<<<<

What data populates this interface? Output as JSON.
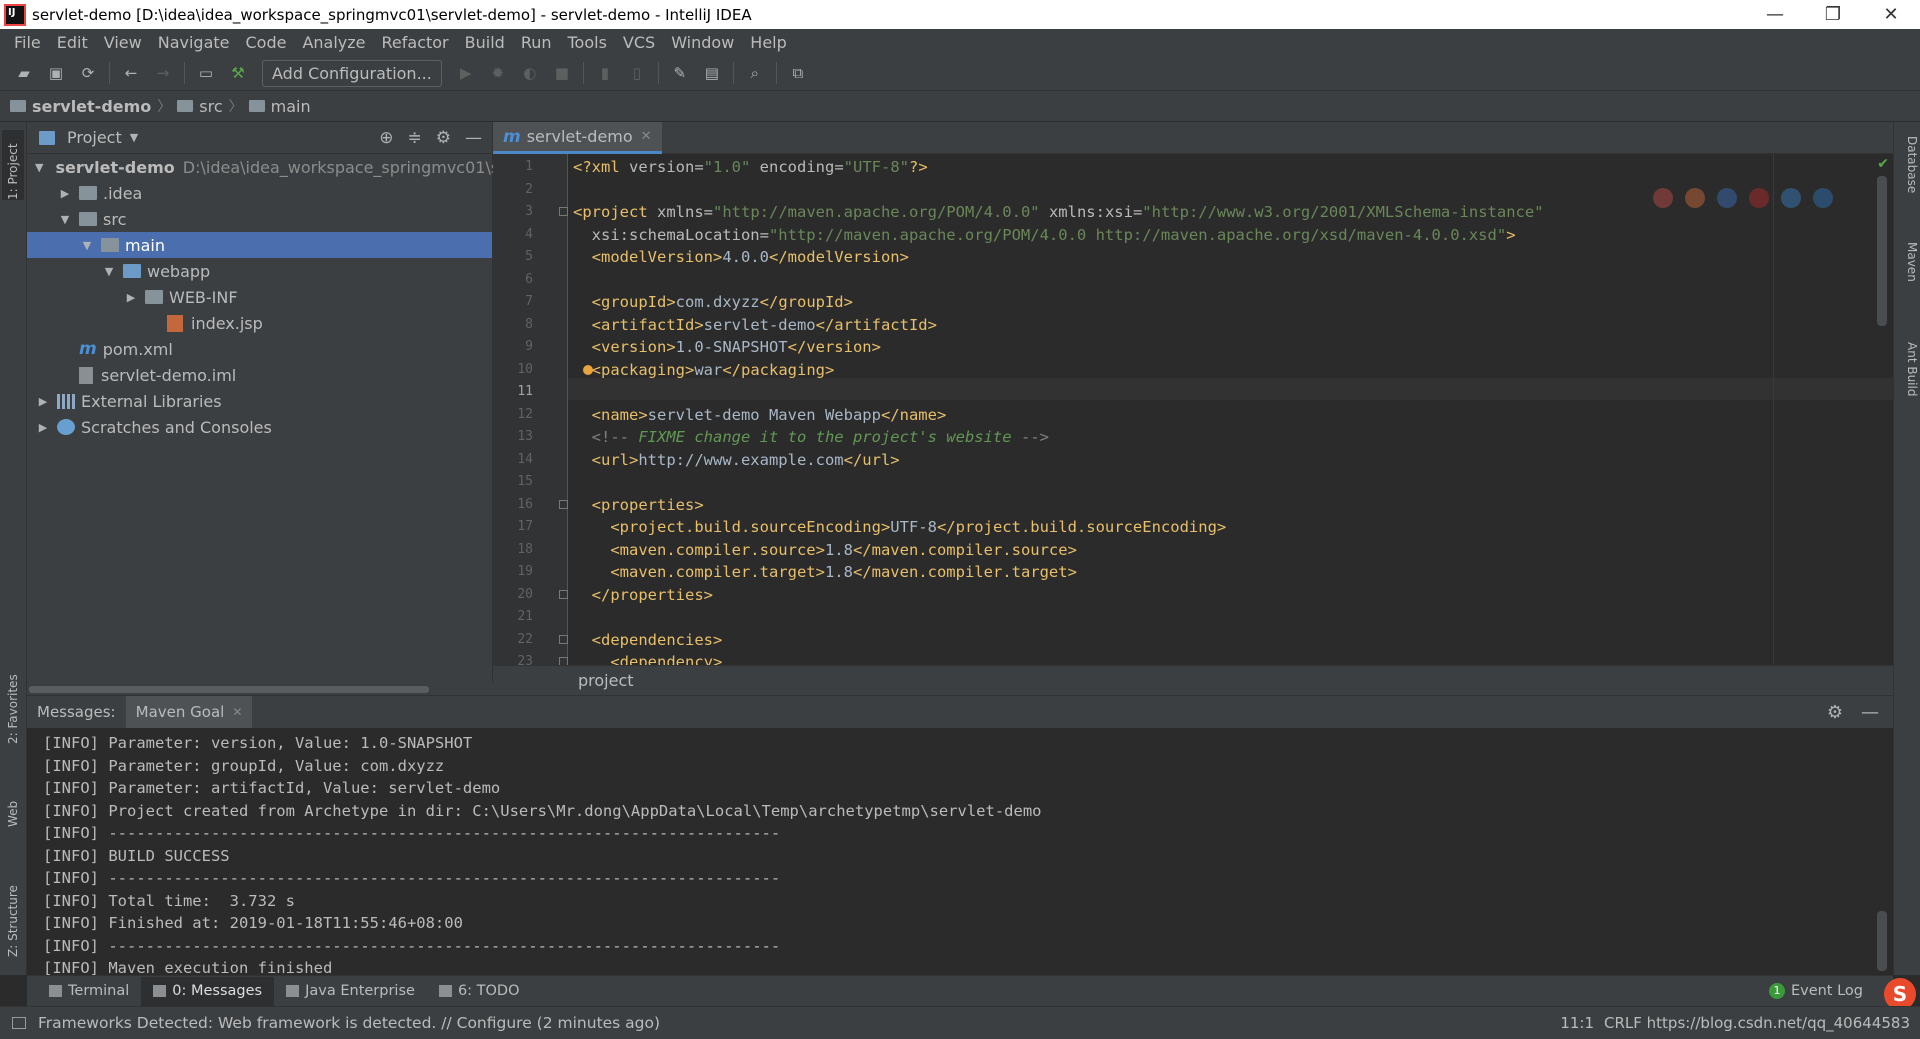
{
  "window": {
    "title": "servlet-demo [D:\\idea\\idea_workspace_springmvc01\\servlet-demo] - servlet-demo - IntelliJ IDEA",
    "controls": [
      "—",
      "❐",
      "✕"
    ]
  },
  "menu": [
    "File",
    "Edit",
    "View",
    "Navigate",
    "Code",
    "Analyze",
    "Refactor",
    "Build",
    "Run",
    "Tools",
    "VCS",
    "Window",
    "Help"
  ],
  "toolbar": {
    "add_configuration": "Add Configuration..."
  },
  "navbar": {
    "crumbs": [
      "servlet-demo",
      "src",
      "main"
    ]
  },
  "left_stripe": {
    "project": "1: Project",
    "favorites": "2: Favorites",
    "web": "Web",
    "structure": "Z: Structure"
  },
  "right_stripe": {
    "database": "Database",
    "maven": "Maven",
    "ant": "Ant Build"
  },
  "project_panel": {
    "title": "Project",
    "tree": [
      {
        "label": "servlet-demo",
        "hint": "D:\\idea\\idea_workspace_springmvc01\\serv",
        "depth": 0,
        "arrow": "▼",
        "icon": "folder",
        "bold": true
      },
      {
        "label": ".idea",
        "depth": 1,
        "arrow": "▶",
        "icon": "folder"
      },
      {
        "label": "src",
        "depth": 1,
        "arrow": "▼",
        "icon": "folder"
      },
      {
        "label": "main",
        "depth": 2,
        "arrow": "▼",
        "icon": "folder",
        "selected": true
      },
      {
        "label": "webapp",
        "depth": 3,
        "arrow": "▼",
        "icon": "web-folder"
      },
      {
        "label": "WEB-INF",
        "depth": 4,
        "arrow": "▶",
        "icon": "folder"
      },
      {
        "label": "index.jsp",
        "depth": 5,
        "arrow": "",
        "icon": "jsp"
      },
      {
        "label": "pom.xml",
        "depth": 1,
        "arrow": "",
        "icon": "maven"
      },
      {
        "label": "servlet-demo.iml",
        "depth": 1,
        "arrow": "",
        "icon": "file"
      },
      {
        "label": "External Libraries",
        "depth": 0,
        "arrow": "▶",
        "icon": "library"
      },
      {
        "label": "Scratches and Consoles",
        "depth": 0,
        "arrow": "▶",
        "icon": "scratch"
      }
    ]
  },
  "editor": {
    "tab_label": "servlet-demo",
    "current_line": 11,
    "breadcrumb": "project",
    "lines": [
      {
        "n": 1,
        "parts": [
          [
            "t",
            "<?xml "
          ],
          [
            "a",
            "version="
          ],
          [
            "v",
            "\"1.0\""
          ],
          [
            "a",
            " encoding="
          ],
          [
            "v",
            "\"UTF-8\""
          ],
          [
            "t",
            "?>"
          ]
        ]
      },
      {
        "n": 2,
        "parts": []
      },
      {
        "n": 3,
        "parts": [
          [
            "t",
            "<project "
          ],
          [
            "a",
            "xmlns="
          ],
          [
            "v",
            "\"http://maven.apache.org/POM/4.0.0\""
          ],
          [
            "a",
            " xmlns:xsi="
          ],
          [
            "v",
            "\"http://www.w3.org/2001/XMLSchema-instance\""
          ]
        ]
      },
      {
        "n": 4,
        "parts": [
          [
            "a",
            "  xsi:schemaLocation="
          ],
          [
            "v",
            "\"http://maven.apache.org/POM/4.0.0 http://maven.apache.org/xsd/maven-4.0.0.xsd\""
          ],
          [
            "t",
            ">"
          ]
        ]
      },
      {
        "n": 5,
        "parts": [
          [
            "t",
            "  <modelVersion>"
          ],
          [
            "tx",
            "4.0.0"
          ],
          [
            "t",
            "</modelVersion>"
          ]
        ]
      },
      {
        "n": 6,
        "parts": []
      },
      {
        "n": 7,
        "parts": [
          [
            "t",
            "  <groupId>"
          ],
          [
            "tx",
            "com.dxyzz"
          ],
          [
            "t",
            "</groupId>"
          ]
        ]
      },
      {
        "n": 8,
        "parts": [
          [
            "t",
            "  <artifactId>"
          ],
          [
            "tx",
            "servlet-demo"
          ],
          [
            "t",
            "</artifactId>"
          ]
        ]
      },
      {
        "n": 9,
        "parts": [
          [
            "t",
            "  <version>"
          ],
          [
            "tx",
            "1.0-SNAPSHOT"
          ],
          [
            "t",
            "</version>"
          ]
        ]
      },
      {
        "n": 10,
        "parts": [
          [
            "t",
            "  <packaging>"
          ],
          [
            "tx",
            "war"
          ],
          [
            "t",
            "</packaging>"
          ]
        ],
        "bulb": true
      },
      {
        "n": 11,
        "parts": []
      },
      {
        "n": 12,
        "parts": [
          [
            "t",
            "  <name>"
          ],
          [
            "tx",
            "servlet-demo Maven Webapp"
          ],
          [
            "t",
            "</name>"
          ]
        ]
      },
      {
        "n": 13,
        "parts": [
          [
            "cmd",
            "  <!-- "
          ],
          [
            "cm",
            "FIXME change it to the project's website"
          ],
          [
            "cmd",
            " -->"
          ]
        ]
      },
      {
        "n": 14,
        "parts": [
          [
            "t",
            "  <url>"
          ],
          [
            "tx",
            "http://www.example.com"
          ],
          [
            "t",
            "</url>"
          ]
        ]
      },
      {
        "n": 15,
        "parts": []
      },
      {
        "n": 16,
        "parts": [
          [
            "t",
            "  <properties>"
          ]
        ]
      },
      {
        "n": 17,
        "parts": [
          [
            "t",
            "    <project.build.sourceEncoding>"
          ],
          [
            "tx",
            "UTF-8"
          ],
          [
            "t",
            "</project.build.sourceEncoding>"
          ]
        ]
      },
      {
        "n": 18,
        "parts": [
          [
            "t",
            "    <maven.compiler.source>"
          ],
          [
            "tx",
            "1.8"
          ],
          [
            "t",
            "</maven.compiler.source>"
          ]
        ]
      },
      {
        "n": 19,
        "parts": [
          [
            "t",
            "    <maven.compiler.target>"
          ],
          [
            "tx",
            "1.8"
          ],
          [
            "t",
            "</maven.compiler.target>"
          ]
        ]
      },
      {
        "n": 20,
        "parts": [
          [
            "t",
            "  </properties>"
          ]
        ]
      },
      {
        "n": 21,
        "parts": []
      },
      {
        "n": 22,
        "parts": [
          [
            "t",
            "  <dependencies>"
          ]
        ]
      },
      {
        "n": 23,
        "parts": [
          [
            "t",
            "    <dependency>"
          ]
        ]
      }
    ],
    "fold_lines": [
      3,
      16,
      20,
      22,
      23
    ]
  },
  "messages": {
    "label": "Messages:",
    "tab": "Maven Goal",
    "lines": [
      "[INFO] Parameter: version, Value: 1.0-SNAPSHOT",
      "[INFO] Parameter: groupId, Value: com.dxyzz",
      "[INFO] Parameter: artifactId, Value: servlet-demo",
      "[INFO] Project created from Archetype in dir: C:\\Users\\Mr.dong\\AppData\\Local\\Temp\\archetypetmp\\servlet-demo",
      "[INFO] ------------------------------------------------------------------------",
      "[INFO] BUILD SUCCESS",
      "[INFO] ------------------------------------------------------------------------",
      "[INFO] Total time:  3.732 s",
      "[INFO] Finished at: 2019-01-18T11:55:46+08:00",
      "[INFO] ------------------------------------------------------------------------",
      "[INFO] Maven execution finished"
    ]
  },
  "bottom_tabs": {
    "terminal": "Terminal",
    "messages": "0: Messages",
    "java_enterprise": "Java Enterprise",
    "todo": "6: TODO",
    "event_log": "Event Log",
    "event_badge": "1"
  },
  "status": {
    "text": "Frameworks Detected: Web framework is detected. // Configure (2 minutes ago)",
    "position": "11:1",
    "right_text": "CRLF  https://blog.csdn.net/qq_40644583"
  },
  "colors": {
    "selection": "#4b6eaf",
    "tag": "#e8bf6a",
    "string": "#6a8759",
    "comment": "#629755"
  }
}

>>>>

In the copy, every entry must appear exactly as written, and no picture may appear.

What data populates this interface? Output as JSON.
{
  "window": {
    "title": "servlet-demo [D:\\idea\\idea_workspace_springmvc01\\servlet-demo] - servlet-demo - IntelliJ IDEA",
    "controls": [
      "—",
      "❐",
      "✕"
    ]
  },
  "menu": [
    "File",
    "Edit",
    "View",
    "Navigate",
    "Code",
    "Analyze",
    "Refactor",
    "Build",
    "Run",
    "Tools",
    "VCS",
    "Window",
    "Help"
  ],
  "toolbar": {
    "add_configuration": "Add Configuration..."
  },
  "navbar": {
    "crumbs": [
      "servlet-demo",
      "src",
      "main"
    ]
  },
  "left_stripe": {
    "project": "1: Project",
    "favorites": "2: Favorites",
    "web": "Web",
    "structure": "Z: Structure"
  },
  "right_stripe": {
    "database": "Database",
    "maven": "Maven",
    "ant": "Ant Build"
  },
  "project_panel": {
    "title": "Project",
    "tree": [
      {
        "label": "servlet-demo",
        "hint": "D:\\idea\\idea_workspace_springmvc01\\serv",
        "depth": 0,
        "arrow": "▼",
        "icon": "folder",
        "bold": true
      },
      {
        "label": ".idea",
        "depth": 1,
        "arrow": "▶",
        "icon": "folder"
      },
      {
        "label": "src",
        "depth": 1,
        "arrow": "▼",
        "icon": "folder"
      },
      {
        "label": "main",
        "depth": 2,
        "arrow": "▼",
        "icon": "folder",
        "selected": true
      },
      {
        "label": "webapp",
        "depth": 3,
        "arrow": "▼",
        "icon": "web-folder"
      },
      {
        "label": "WEB-INF",
        "depth": 4,
        "arrow": "▶",
        "icon": "folder"
      },
      {
        "label": "index.jsp",
        "depth": 5,
        "arrow": "",
        "icon": "jsp"
      },
      {
        "label": "pom.xml",
        "depth": 1,
        "arrow": "",
        "icon": "maven"
      },
      {
        "label": "servlet-demo.iml",
        "depth": 1,
        "arrow": "",
        "icon": "file"
      },
      {
        "label": "External Libraries",
        "depth": 0,
        "arrow": "▶",
        "icon": "library"
      },
      {
        "label": "Scratches and Consoles",
        "depth": 0,
        "arrow": "▶",
        "icon": "scratch"
      }
    ]
  },
  "editor": {
    "tab_label": "servlet-demo",
    "current_line": 11,
    "breadcrumb": "project",
    "lines": [
      {
        "n": 1,
        "parts": [
          [
            "t",
            "<?xml "
          ],
          [
            "a",
            "version="
          ],
          [
            "v",
            "\"1.0\""
          ],
          [
            "a",
            " encoding="
          ],
          [
            "v",
            "\"UTF-8\""
          ],
          [
            "t",
            "?>"
          ]
        ]
      },
      {
        "n": 2,
        "parts": []
      },
      {
        "n": 3,
        "parts": [
          [
            "t",
            "<project "
          ],
          [
            "a",
            "xmlns="
          ],
          [
            "v",
            "\"http://maven.apache.org/POM/4.0.0\""
          ],
          [
            "a",
            " xmlns:xsi="
          ],
          [
            "v",
            "\"http://www.w3.org/2001/XMLSchema-instance\""
          ]
        ]
      },
      {
        "n": 4,
        "parts": [
          [
            "a",
            "  xsi:schemaLocation="
          ],
          [
            "v",
            "\"http://maven.apache.org/POM/4.0.0 http://maven.apache.org/xsd/maven-4.0.0.xsd\""
          ],
          [
            "t",
            ">"
          ]
        ]
      },
      {
        "n": 5,
        "parts": [
          [
            "t",
            "  <modelVersion>"
          ],
          [
            "tx",
            "4.0.0"
          ],
          [
            "t",
            "</modelVersion>"
          ]
        ]
      },
      {
        "n": 6,
        "parts": []
      },
      {
        "n": 7,
        "parts": [
          [
            "t",
            "  <groupId>"
          ],
          [
            "tx",
            "com.dxyzz"
          ],
          [
            "t",
            "</groupId>"
          ]
        ]
      },
      {
        "n": 8,
        "parts": [
          [
            "t",
            "  <artifactId>"
          ],
          [
            "tx",
            "servlet-demo"
          ],
          [
            "t",
            "</artifactId>"
          ]
        ]
      },
      {
        "n": 9,
        "parts": [
          [
            "t",
            "  <version>"
          ],
          [
            "tx",
            "1.0-SNAPSHOT"
          ],
          [
            "t",
            "</version>"
          ]
        ]
      },
      {
        "n": 10,
        "parts": [
          [
            "t",
            "  <packaging>"
          ],
          [
            "tx",
            "war"
          ],
          [
            "t",
            "</packaging>"
          ]
        ],
        "bulb": true
      },
      {
        "n": 11,
        "parts": []
      },
      {
        "n": 12,
        "parts": [
          [
            "t",
            "  <name>"
          ],
          [
            "tx",
            "servlet-demo Maven Webapp"
          ],
          [
            "t",
            "</name>"
          ]
        ]
      },
      {
        "n": 13,
        "parts": [
          [
            "cmd",
            "  <!-- "
          ],
          [
            "cm",
            "FIXME change it to the project's website"
          ],
          [
            "cmd",
            " -->"
          ]
        ]
      },
      {
        "n": 14,
        "parts": [
          [
            "t",
            "  <url>"
          ],
          [
            "tx",
            "http://www.example.com"
          ],
          [
            "t",
            "</url>"
          ]
        ]
      },
      {
        "n": 15,
        "parts": []
      },
      {
        "n": 16,
        "parts": [
          [
            "t",
            "  <properties>"
          ]
        ]
      },
      {
        "n": 17,
        "parts": [
          [
            "t",
            "    <project.build.sourceEncoding>"
          ],
          [
            "tx",
            "UTF-8"
          ],
          [
            "t",
            "</project.build.sourceEncoding>"
          ]
        ]
      },
      {
        "n": 18,
        "parts": [
          [
            "t",
            "    <maven.compiler.source>"
          ],
          [
            "tx",
            "1.8"
          ],
          [
            "t",
            "</maven.compiler.source>"
          ]
        ]
      },
      {
        "n": 19,
        "parts": [
          [
            "t",
            "    <maven.compiler.target>"
          ],
          [
            "tx",
            "1.8"
          ],
          [
            "t",
            "</maven.compiler.target>"
          ]
        ]
      },
      {
        "n": 20,
        "parts": [
          [
            "t",
            "  </properties>"
          ]
        ]
      },
      {
        "n": 21,
        "parts": []
      },
      {
        "n": 22,
        "parts": [
          [
            "t",
            "  <dependencies>"
          ]
        ]
      },
      {
        "n": 23,
        "parts": [
          [
            "t",
            "    <dependency>"
          ]
        ]
      }
    ],
    "fold_lines": [
      3,
      16,
      20,
      22,
      23
    ]
  },
  "messages": {
    "label": "Messages:",
    "tab": "Maven Goal",
    "lines": [
      "[INFO] Parameter: version, Value: 1.0-SNAPSHOT",
      "[INFO] Parameter: groupId, Value: com.dxyzz",
      "[INFO] Parameter: artifactId, Value: servlet-demo",
      "[INFO] Project created from Archetype in dir: C:\\Users\\Mr.dong\\AppData\\Local\\Temp\\archetypetmp\\servlet-demo",
      "[INFO] ------------------------------------------------------------------------",
      "[INFO] BUILD SUCCESS",
      "[INFO] ------------------------------------------------------------------------",
      "[INFO] Total time:  3.732 s",
      "[INFO] Finished at: 2019-01-18T11:55:46+08:00",
      "[INFO] ------------------------------------------------------------------------",
      "[INFO] Maven execution finished"
    ]
  },
  "bottom_tabs": {
    "terminal": "Terminal",
    "messages": "0: Messages",
    "java_enterprise": "Java Enterprise",
    "todo": "6: TODO",
    "event_log": "Event Log",
    "event_badge": "1"
  },
  "status": {
    "text": "Frameworks Detected: Web framework is detected. // Configure (2 minutes ago)",
    "position": "11:1",
    "right_text": "CRLF  https://blog.csdn.net/qq_40644583"
  },
  "colors": {
    "selection": "#4b6eaf",
    "tag": "#e8bf6a",
    "string": "#6a8759",
    "comment": "#629755"
  }
}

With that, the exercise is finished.